I thought about it for a while – And it bothered me – Because I couldn’t come up with an answer immediately – I don’t think I’m full of energy – Quite the opposite – I see myself as constantly tired. As much business travel as I do, always up early for training for this stupid Ironman which has taken over my life, asleep at 8pm on a Saturday night in Vegas instead of going out so I can get up early for a workout the next day – In fact, I’ve probably cut down by over 95% easily, the number of industry events or parties I used to go to as near as a year ago.
So it bugged me – And I tried to answer her email, and below is what I came up with. Perhaps it’ll benefit someone else, as well. Or, call me on it if you think there are better ways – All I can tell you, is that this is the answer I came up with when I looked inside myself and repeated her question.
Thanks for the note!
I wish I could give you some magic answer, ______… I don’t think I can, though. Best advice I can give you is what works for me – Stop thinking about it as “networking” as opposed to “working,” or “working out,” or “eating,” or “traveling,” “commuting,” or “going out with friends.”
Instead, imagine networking as something you do 24 hours a day – when it suits you – that’s the key – If you’re in a bar or at a conference or in a lounge, and you’re talking to someone new, throw in a question that actually leads somewhere, instead of typical banter that doesn’t. When you’re on a plane, roll your eyes about the delay to the person next to you and strike up a conversation.

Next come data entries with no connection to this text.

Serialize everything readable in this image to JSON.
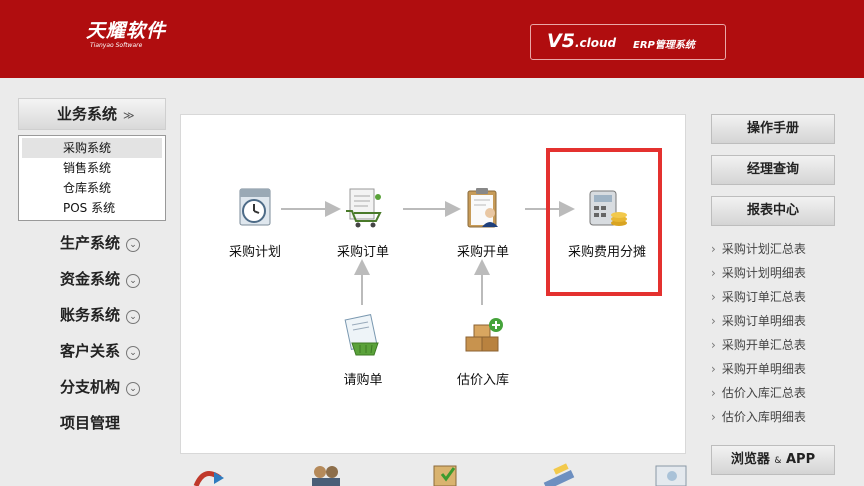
{
  "header": {
    "logo_cn": "天耀软件",
    "logo_en": "Tianyao Software",
    "version": "V5",
    "version_suffix": ".cloud",
    "product": "ERP管理系统",
    "bg_color": "#b00d0f"
  },
  "left_nav": {
    "head_label": "业务系统",
    "sub_items": [
      {
        "label": "采购系统",
        "active": true
      },
      {
        "label": "销售系统"
      },
      {
        "label": "仓库系统"
      },
      {
        "label": "POS 系统"
      }
    ],
    "items": [
      {
        "label": "生产系统",
        "icon": "chevron-down-icon"
      },
      {
        "label": "资金系统",
        "icon": "chevron-down-icon"
      },
      {
        "label": "账务系统",
        "icon": "chevron-down-icon"
      },
      {
        "label": "客户关系",
        "icon": "chevron-down-icon"
      },
      {
        "label": "分支机构",
        "icon": "chevron-down-icon"
      },
      {
        "label": "项目管理"
      }
    ]
  },
  "flow": {
    "nodes": {
      "plan": {
        "label": "采购计划",
        "icon": "clock-calendar-icon"
      },
      "order": {
        "label": "采购订单",
        "icon": "cart-document-icon"
      },
      "invoice": {
        "label": "采购开单",
        "icon": "clipboard-person-icon"
      },
      "cost": {
        "label": "采购费用分摊",
        "icon": "calculator-coins-icon"
      },
      "request": {
        "label": "请购单",
        "icon": "basket-document-icon"
      },
      "estimate": {
        "label": "估价入库",
        "icon": "boxes-add-icon"
      }
    },
    "highlight_color": "#e4312f"
  },
  "right_panel": {
    "buttons": [
      "操作手册",
      "经理查询",
      "报表中心"
    ],
    "links": [
      "采购计划汇总表",
      "采购计划明细表",
      "采购订单汇总表",
      "采购订单明细表",
      "采购开单汇总表",
      "采购开单明细表",
      "估价入库汇总表",
      "估价入库明细表"
    ],
    "bottom_button": "浏览器",
    "bottom_button_amp": "&",
    "bottom_button_suffix": "APP"
  }
}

In the end, connections don’t come from specific “networking” times – They come from just living your life – Talking to the people you’re fortunate enough (or fated) to interact with. So actually talk to all of these people. (There are tons of them out there, we just don’t see 99% of them) and LISTEN – We spend most of our time listening just to find an opening so we can talk again. Don’t do that – Listen and process – What did they just say, and how can you figure out a way to relate that to something to which you’re passionate about? And go from there. Some conversations will be nothing more than ways to kill time, and that’s fine, too. But others might be the start of something truly awesome. Either way, you won’t know if you don’t make the attempt.
Best of luck, _____ – I can tell you this – I think it’s actually a lot of fun.
All the best,
So what do you think? Was my reply solid? Or was it horrible advice?
How would you have answered it? Let me know in the comments.